EXERCISE DESCRIPTION:
Please repeat the records beneath this task exactly as they appear, but skip the images.

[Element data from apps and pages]
- - - - - - -

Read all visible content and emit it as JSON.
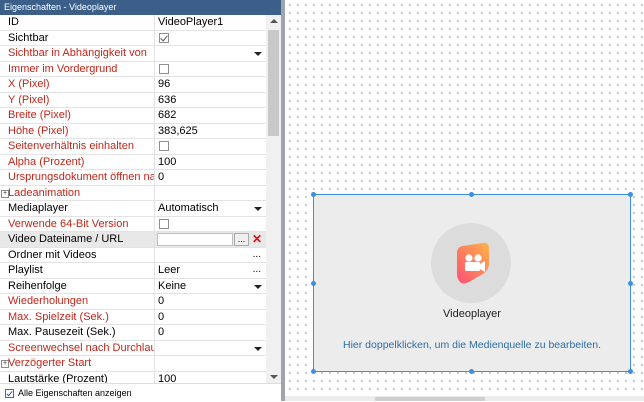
{
  "panel": {
    "title": "Eigenschaften - Videoplayer",
    "rows": [
      {
        "name": "ID",
        "value": "VideoPlayer1",
        "style": "blk",
        "kind": "text"
      },
      {
        "name": "Sichtbar",
        "value": "",
        "style": "blk",
        "kind": "checkbox",
        "checked": true
      },
      {
        "name": "Sichtbar in Abhängigkeit von",
        "value": "",
        "style": "red",
        "kind": "dropdown"
      },
      {
        "name": "Immer im Vordergrund",
        "value": "",
        "style": "red",
        "kind": "checkbox",
        "checked": false
      },
      {
        "name": "X (Pixel)",
        "value": "96",
        "style": "red",
        "kind": "text"
      },
      {
        "name": "Y (Pixel)",
        "value": "636",
        "style": "red",
        "kind": "text"
      },
      {
        "name": "Breite (Pixel)",
        "value": "682",
        "style": "red",
        "kind": "text"
      },
      {
        "name": "Höhe (Pixel)",
        "value": "383,625",
        "style": "red",
        "kind": "text"
      },
      {
        "name": "Seitenverhältnis einhalten",
        "value": "",
        "style": "red",
        "kind": "checkbox",
        "checked": false
      },
      {
        "name": "Alpha (Prozent)",
        "value": "100",
        "style": "red",
        "kind": "text"
      },
      {
        "name": "Ursprungsdokument öffnen na",
        "value": "0",
        "style": "red",
        "kind": "text"
      },
      {
        "name": "Ladeanimation",
        "value": "",
        "style": "red",
        "kind": "group"
      },
      {
        "name": "Mediaplayer",
        "value": "Automatisch",
        "style": "blk",
        "kind": "dropdown"
      },
      {
        "name": "Verwende 64-Bit Version",
        "value": "",
        "style": "red",
        "kind": "checkbox",
        "checked": false
      },
      {
        "name": "Video Dateiname / URL",
        "value": "",
        "style": "blk",
        "kind": "file",
        "selected": true
      },
      {
        "name": "Ordner mit Videos",
        "value": "",
        "style": "blk",
        "kind": "ellipsis"
      },
      {
        "name": "Playlist",
        "value": "Leer",
        "style": "blk",
        "kind": "ellipsis"
      },
      {
        "name": "Reihenfolge",
        "value": "Keine",
        "style": "blk",
        "kind": "dropdown"
      },
      {
        "name": "Wiederholungen",
        "value": "0",
        "style": "red",
        "kind": "text"
      },
      {
        "name": "Max. Spielzeit (Sek.)",
        "value": "0",
        "style": "red",
        "kind": "text"
      },
      {
        "name": "Max. Pausezeit (Sek.)",
        "value": "0",
        "style": "blk",
        "kind": "text"
      },
      {
        "name": "Screenwechsel nach Durchlau",
        "value": "",
        "style": "red",
        "kind": "dropdown"
      },
      {
        "name": "Verzögerter Start",
        "value": "",
        "style": "red",
        "kind": "group"
      },
      {
        "name": "Lautstärke (Prozent)",
        "value": "100",
        "style": "blk",
        "kind": "text"
      }
    ],
    "footer_label": "Alle Eigenschaften anzeigen",
    "footer_checked": true
  },
  "widget": {
    "label": "Videoplayer",
    "hint": "Hier doppelklicken, um die Medienquelle zu bearbeiten.",
    "icon": "video-camera-icon"
  },
  "colors": {
    "accent": "#3b8fde",
    "required_label": "#c0271b",
    "hint_text": "#2e6da4",
    "icon_gradient_start": "#ff5a6e",
    "icon_gradient_end": "#ffb347"
  }
}
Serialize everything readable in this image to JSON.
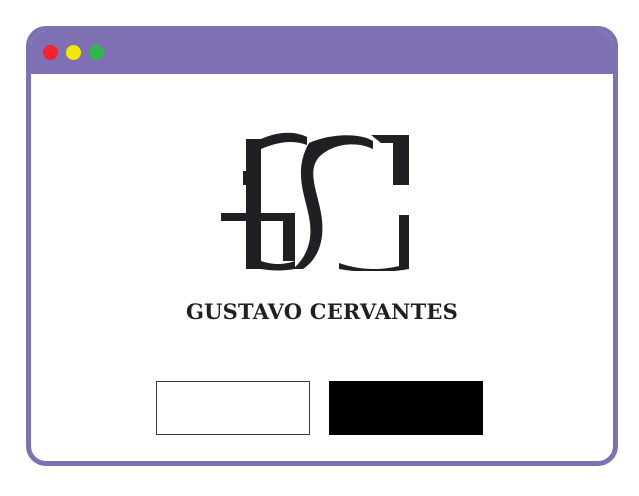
{
  "window": {
    "frame_color": "#7e70b3",
    "controls": [
      "close-dot",
      "minimize-dot",
      "maximize-dot"
    ],
    "control_colors": [
      "#f5222d",
      "#f2e900",
      "#2fb84a"
    ]
  },
  "logo": {
    "monogram": "GC",
    "brand_name": "GUSTAVO CERVANTES",
    "color": "#1f1f24"
  },
  "buttons": {
    "left_label": "",
    "right_label": "",
    "left_color": "#ffffff",
    "right_color": "#000000"
  }
}
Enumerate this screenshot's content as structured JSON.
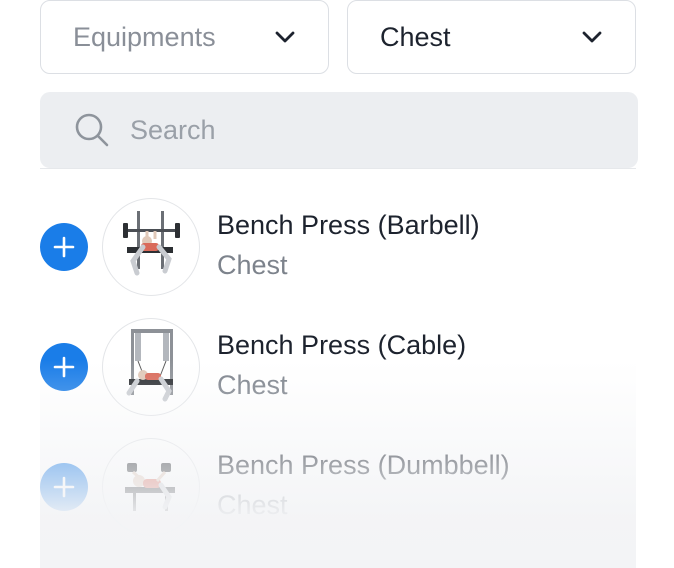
{
  "filters": {
    "equipment": {
      "label": "Equipments",
      "is_placeholder": true,
      "icon": "chevron-down-icon"
    },
    "muscle": {
      "label": "Chest",
      "is_placeholder": false,
      "icon": "chevron-down-icon"
    }
  },
  "search": {
    "placeholder": "Search",
    "value": "",
    "icon": "search-icon"
  },
  "colors": {
    "accent": "#1a7de8",
    "text_primary": "#1d232e",
    "text_secondary": "#7d838c",
    "search_bg": "#eceef1"
  },
  "exercises": [
    {
      "name": "Bench Press (Barbell)",
      "muscle": "Chest",
      "image": "barbell-bench-press-illustration",
      "add_icon": "plus-icon"
    },
    {
      "name": "Bench Press (Cable)",
      "muscle": "Chest",
      "image": "cable-bench-press-illustration",
      "add_icon": "plus-icon"
    },
    {
      "name": "Bench Press (Dumbbell)",
      "muscle": "Chest",
      "image": "dumbbell-bench-press-illustration",
      "add_icon": "plus-icon"
    }
  ]
}
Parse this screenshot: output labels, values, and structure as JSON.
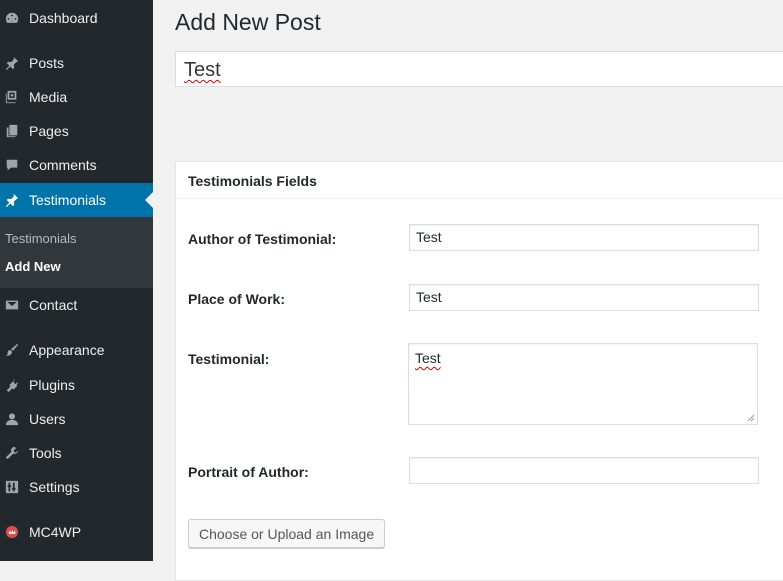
{
  "sidebar": {
    "items": [
      {
        "label": "Dashboard",
        "icon": "dashboard-icon"
      },
      {
        "label": "Posts",
        "icon": "pin-icon"
      },
      {
        "label": "Media",
        "icon": "media-icon"
      },
      {
        "label": "Pages",
        "icon": "pages-icon"
      },
      {
        "label": "Comments",
        "icon": "comment-icon"
      },
      {
        "label": "Testimonials",
        "icon": "pin-icon"
      },
      {
        "label": "Contact",
        "icon": "envelope-icon"
      },
      {
        "label": "Appearance",
        "icon": "paintbrush-icon"
      },
      {
        "label": "Plugins",
        "icon": "plug-icon"
      },
      {
        "label": "Users",
        "icon": "user-icon"
      },
      {
        "label": "Tools",
        "icon": "wrench-icon"
      },
      {
        "label": "Settings",
        "icon": "sliders-icon"
      },
      {
        "label": "MC4WP",
        "icon": "mc4wp-icon"
      }
    ],
    "submenu": [
      {
        "label": "Testimonials"
      },
      {
        "label": "Add New"
      }
    ],
    "colors": {
      "bg": "#23282d",
      "active": "#0073aa"
    }
  },
  "page": {
    "title": "Add New Post",
    "post_title_value": "Test"
  },
  "metabox": {
    "title": "Testimonials Fields",
    "fields": [
      {
        "label": "Author of Testimonial:",
        "value": "Test"
      },
      {
        "label": "Place of Work:",
        "value": "Test"
      },
      {
        "label": "Testimonial:",
        "value": "Test"
      },
      {
        "label": "Portrait of Author:",
        "value": ""
      }
    ],
    "upload_button": "Choose or Upload an Image"
  }
}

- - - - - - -

OUTPUT:
Read all visible content and emit it as JSON.
{
  "panel": {
    "title": "Eigenschaften - Videoplayer",
    "rows": [
      {
        "name": "ID",
        "value": "VideoPlayer1",
        "style": "blk",
        "kind": "text"
      },
      {
        "name": "Sichtbar",
        "value": "",
        "style": "blk",
        "kind": "checkbox",
        "checked": true
      },
      {
        "name": "Sichtbar in Abhängigkeit von",
        "value": "",
        "style": "red",
        "kind": "dropdown"
      },
      {
        "name": "Immer im Vordergrund",
        "value": "",
        "style": "red",
        "kind": "checkbox",
        "checked": false
      },
      {
        "name": "X (Pixel)",
        "value": "96",
        "style": "red",
        "kind": "text"
      },
      {
        "name": "Y (Pixel)",
        "value": "636",
        "style": "red",
        "kind": "text"
      },
      {
        "name": "Breite (Pixel)",
        "value": "682",
        "style": "red",
        "kind": "text"
      },
      {
        "name": "Höhe (Pixel)",
        "value": "383,625",
        "style": "red",
        "kind": "text"
      },
      {
        "name": "Seitenverhältnis einhalten",
        "value": "",
        "style": "red",
        "kind": "checkbox",
        "checked": false
      },
      {
        "name": "Alpha (Prozent)",
        "value": "100",
        "style": "red",
        "kind": "text"
      },
      {
        "name": "Ursprungsdokument öffnen na",
        "value": "0",
        "style": "red",
        "kind": "text"
      },
      {
        "name": "Ladeanimation",
        "value": "",
        "style": "red",
        "kind": "group"
      },
      {
        "name": "Mediaplayer",
        "value": "Automatisch",
        "style": "blk",
        "kind": "dropdown"
      },
      {
        "name": "Verwende 64-Bit Version",
        "value": "",
        "style": "red",
        "kind": "checkbox",
        "checked": false
      },
      {
        "name": "Video Dateiname / URL",
        "value": "",
        "style": "blk",
        "kind": "file",
        "selected": true
      },
      {
        "name": "Ordner mit Videos",
        "value": "",
        "style": "blk",
        "kind": "ellipsis"
      },
      {
        "name": "Playlist",
        "value": "Leer",
        "style": "blk",
        "kind": "ellipsis"
      },
      {
        "name": "Reihenfolge",
        "value": "Keine",
        "style": "blk",
        "kind": "dropdown"
      },
      {
        "name": "Wiederholungen",
        "value": "0",
        "style": "red",
        "kind": "text"
      },
      {
        "name": "Max. Spielzeit (Sek.)",
        "value": "0",
        "style": "red",
        "kind": "text"
      },
      {
        "name": "Max. Pausezeit (Sek.)",
        "value": "0",
        "style": "blk",
        "kind": "text"
      },
      {
        "name": "Screenwechsel nach Durchlau",
        "value": "",
        "style": "red",
        "kind": "dropdown"
      },
      {
        "name": "Verzögerter Start",
        "value": "",
        "style": "red",
        "kind": "group"
      },
      {
        "name": "Lautstärke (Prozent)",
        "value": "100",
        "style": "blk",
        "kind": "text"
      }
    ],
    "footer_label": "Alle Eigenschaften anzeigen",
    "footer_checked": true
  },
  "widget": {
    "label": "Videoplayer",
    "hint": "Hier doppelklicken, um die Medienquelle zu bearbeiten.",
    "icon": "video-camera-icon"
  },
  "colors": {
    "accent": "#3b8fde",
    "required_label": "#c0271b",
    "hint_text": "#2e6da4",
    "icon_gradient_start": "#ff5a6e",
    "icon_gradient_end": "#ffb347"
  }
}
Serialize everything readable in this image to JSON.
{
  "window": {
    "frame_color": "#7e70b3",
    "controls": [
      "close-dot",
      "minimize-dot",
      "maximize-dot"
    ],
    "control_colors": [
      "#f5222d",
      "#f2e900",
      "#2fb84a"
    ]
  },
  "logo": {
    "monogram": "GC",
    "brand_name": "GUSTAVO CERVANTES",
    "color": "#1f1f24"
  },
  "buttons": {
    "left_label": "",
    "right_label": "",
    "left_color": "#ffffff",
    "right_color": "#000000"
  }
}
Enumerate this screenshot's content as structured JSON.
{
  "filters": {
    "equipment": {
      "label": "Equipments",
      "is_placeholder": true,
      "icon": "chevron-down-icon"
    },
    "muscle": {
      "label": "Chest",
      "is_placeholder": false,
      "icon": "chevron-down-icon"
    }
  },
  "search": {
    "placeholder": "Search",
    "value": "",
    "icon": "search-icon"
  },
  "colors": {
    "accent": "#1a7de8",
    "text_primary": "#1d232e",
    "text_secondary": "#7d838c",
    "search_bg": "#eceef1"
  },
  "exercises": [
    {
      "name": "Bench Press (Barbell)",
      "muscle": "Chest",
      "image": "barbell-bench-press-illustration",
      "add_icon": "plus-icon"
    },
    {
      "name": "Bench Press (Cable)",
      "muscle": "Chest",
      "image": "cable-bench-press-illustration",
      "add_icon": "plus-icon"
    },
    {
      "name": "Bench Press (Dumbbell)",
      "muscle": "Chest",
      "image": "dumbbell-bench-press-illustration",
      "add_icon": "plus-icon"
    }
  ]
}
Parse this screenshot: output labels, values, and structure as JSON.
{
  "sidebar": {
    "items": [
      {
        "label": "Dashboard",
        "icon": "dashboard-icon"
      },
      {
        "label": "Posts",
        "icon": "pin-icon"
      },
      {
        "label": "Media",
        "icon": "media-icon"
      },
      {
        "label": "Pages",
        "icon": "pages-icon"
      },
      {
        "label": "Comments",
        "icon": "comment-icon"
      },
      {
        "label": "Testimonials",
        "icon": "pin-icon"
      },
      {
        "label": "Contact",
        "icon": "envelope-icon"
      },
      {
        "label": "Appearance",
        "icon": "paintbrush-icon"
      },
      {
        "label": "Plugins",
        "icon": "plug-icon"
      },
      {
        "label": "Users",
        "icon": "user-icon"
      },
      {
        "label": "Tools",
        "icon": "wrench-icon"
      },
      {
        "label": "Settings",
        "icon": "sliders-icon"
      },
      {
        "label": "MC4WP",
        "icon": "mc4wp-icon"
      }
    ],
    "submenu": [
      {
        "label": "Testimonials"
      },
      {
        "label": "Add New"
      }
    ],
    "colors": {
      "bg": "#23282d",
      "active": "#0073aa"
    }
  },
  "page": {
    "title": "Add New Post",
    "post_title_value": "Test"
  },
  "metabox": {
    "title": "Testimonials Fields",
    "fields": [
      {
        "label": "Author of Testimonial:",
        "value": "Test"
      },
      {
        "label": "Place of Work:",
        "value": "Test"
      },
      {
        "label": "Testimonial:",
        "value": "Test"
      },
      {
        "label": "Portrait of Author:",
        "value": ""
      }
    ],
    "upload_button": "Choose or Upload an Image"
  }
}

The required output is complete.